Lord, may I surrender each morning I awake.
In this season of my life, I am going through some shedding and pruning for new hairs and fruits. Spiritually. Mentally. Personally. In this season, my heart is convicted. In Ecclesiastes, The Preacher emphasizes on fearing the Lord and keeping His commandments which is true wisdom. I’d sought after and desired wisdom since I was a child.
One of the many key themes in the book of Ecclesiastes is “vanity.” Ecclesiastes relentlessly repeats how meaningless all of the world is. I started thinking of that single word that stuck out to me, vanity. Vanity: “vanity of a person is seen as having excessive estimation (overestimation) of one’s self, abilities, looks, or other attributes that makes them have an excessive belief in their own abilities or attractiveness to others.” Chapter 6 of Ecclesiastes, it reads:
There is an evil that I have seen under the sun, and it lies heavy on mankind: a man to whom God gives wealth, possessions, and honor, so that he lacks nothing of all that he desires, yet God does not give him power to enjoy them, but a stranger enjoys them. This is vanity; it is a grievous evil.

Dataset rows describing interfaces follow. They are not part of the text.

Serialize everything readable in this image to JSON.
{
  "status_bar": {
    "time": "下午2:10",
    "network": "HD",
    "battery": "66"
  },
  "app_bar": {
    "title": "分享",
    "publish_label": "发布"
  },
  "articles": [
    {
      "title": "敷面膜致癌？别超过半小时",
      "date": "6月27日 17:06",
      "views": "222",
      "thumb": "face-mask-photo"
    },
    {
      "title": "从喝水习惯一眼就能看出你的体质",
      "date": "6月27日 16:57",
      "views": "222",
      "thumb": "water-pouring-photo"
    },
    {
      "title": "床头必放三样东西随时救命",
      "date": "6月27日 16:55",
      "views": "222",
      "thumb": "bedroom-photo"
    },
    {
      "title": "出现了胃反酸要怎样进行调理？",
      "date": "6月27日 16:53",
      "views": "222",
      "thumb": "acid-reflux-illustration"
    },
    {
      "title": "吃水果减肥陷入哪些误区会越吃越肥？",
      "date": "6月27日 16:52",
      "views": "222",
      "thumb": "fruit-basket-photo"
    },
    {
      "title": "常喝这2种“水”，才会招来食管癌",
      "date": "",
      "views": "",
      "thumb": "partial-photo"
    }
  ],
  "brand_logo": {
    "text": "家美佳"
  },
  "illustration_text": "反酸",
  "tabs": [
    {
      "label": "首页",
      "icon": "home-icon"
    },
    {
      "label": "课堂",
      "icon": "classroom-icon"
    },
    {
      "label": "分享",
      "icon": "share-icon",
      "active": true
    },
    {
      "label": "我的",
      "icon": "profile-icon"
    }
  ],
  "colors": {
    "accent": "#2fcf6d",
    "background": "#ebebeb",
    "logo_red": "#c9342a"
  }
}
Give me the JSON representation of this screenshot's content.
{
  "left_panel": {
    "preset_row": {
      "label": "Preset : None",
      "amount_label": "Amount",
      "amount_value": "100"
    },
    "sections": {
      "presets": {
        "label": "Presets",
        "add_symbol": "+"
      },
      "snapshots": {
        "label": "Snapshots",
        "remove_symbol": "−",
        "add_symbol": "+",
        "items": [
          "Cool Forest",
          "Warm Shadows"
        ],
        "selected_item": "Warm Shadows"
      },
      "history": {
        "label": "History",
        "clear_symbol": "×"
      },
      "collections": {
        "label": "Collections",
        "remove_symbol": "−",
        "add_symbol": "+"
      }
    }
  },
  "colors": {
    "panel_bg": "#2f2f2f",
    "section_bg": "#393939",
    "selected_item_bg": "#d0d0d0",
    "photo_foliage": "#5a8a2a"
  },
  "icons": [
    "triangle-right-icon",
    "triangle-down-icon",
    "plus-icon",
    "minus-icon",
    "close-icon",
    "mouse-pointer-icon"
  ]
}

This is a strange and complex concept, the meaning that all things gained are worthless and meaningless in the end. I am not an expert nor do I fully understand this, yet, but this has got me thinking about my own vanity, my excessive pride and admiration in my own appearance and achievements. Honestly, sometimes try not to flaunt or draw attention to myself and my status because as much as I want to say that I am not concerned with appearance and achievements, truthfully, there is a piece of me that does fancy both.
Titles and status are highly valued in my culture. When my dad has family dinners with distant relatives and family members, he likes to express how proud he is by mentioning that I, his youngest daughter, completed her B.A. and is now working as a teacher at a dual language school in the cities. So sometimes when I am in the room or overhear him proudly speak of me to others, I would hide behind a smile because the sense of embarrassment overwhelms me. Then I would slowly walk away awkwardly and act as if I had not heard a word, that it’s not a big deal. However, I would go home from the dinner parties feeling, perhaps, a little contented.
As this scene repeated itself over and over, I started to develop a sense of pride in secret which is what I occasionally call a false humility. This is evident in that when a friend asks, “How have you been?” and “What’s going on in your life?” I’d make it sound like everything in my life is going great. I’d talk about what it’s like to teach preschoolers, to work with other teachers, to work full time, I’d talk about all that I know about teaching. I’d talk about it proudly as if I had been doing it for more than a few months. I talk in such a way because I think I have something to prove, that I have to show others how good I am doing in life, that I am in the direction of surpassing their expectations of me because I carry a title.
This has gotten me feeling weary, deceiving, and dishonest. It’s basically exaggerations and even lies sometimes. I carry a high expectation of myself. I carry a title that I think is high and worth carrying. I focus on what others think of me because I value myself and what I have going for myself. I have all these things yet don’t enjoy them, and in the end, it will be all meaningless. This is what I’m trying to say. This is my vanity.
Today, I will put my vanity to death. To be real with myself and others around me, I will be disciplining in ways that, I believe, will prune my bad fruits. This month, I want to challenge myself to selfless acts. I will reduce my mirror time every morning by half, and I will instead dwell on The Word and prayer. This month, I will also volunteer and help others when I can before helping myself, be it at school, on the streets, grocery store, at church.
I conclude with this prayer…
Lord, I want to know your heart. Place your will in me that I may be used by you.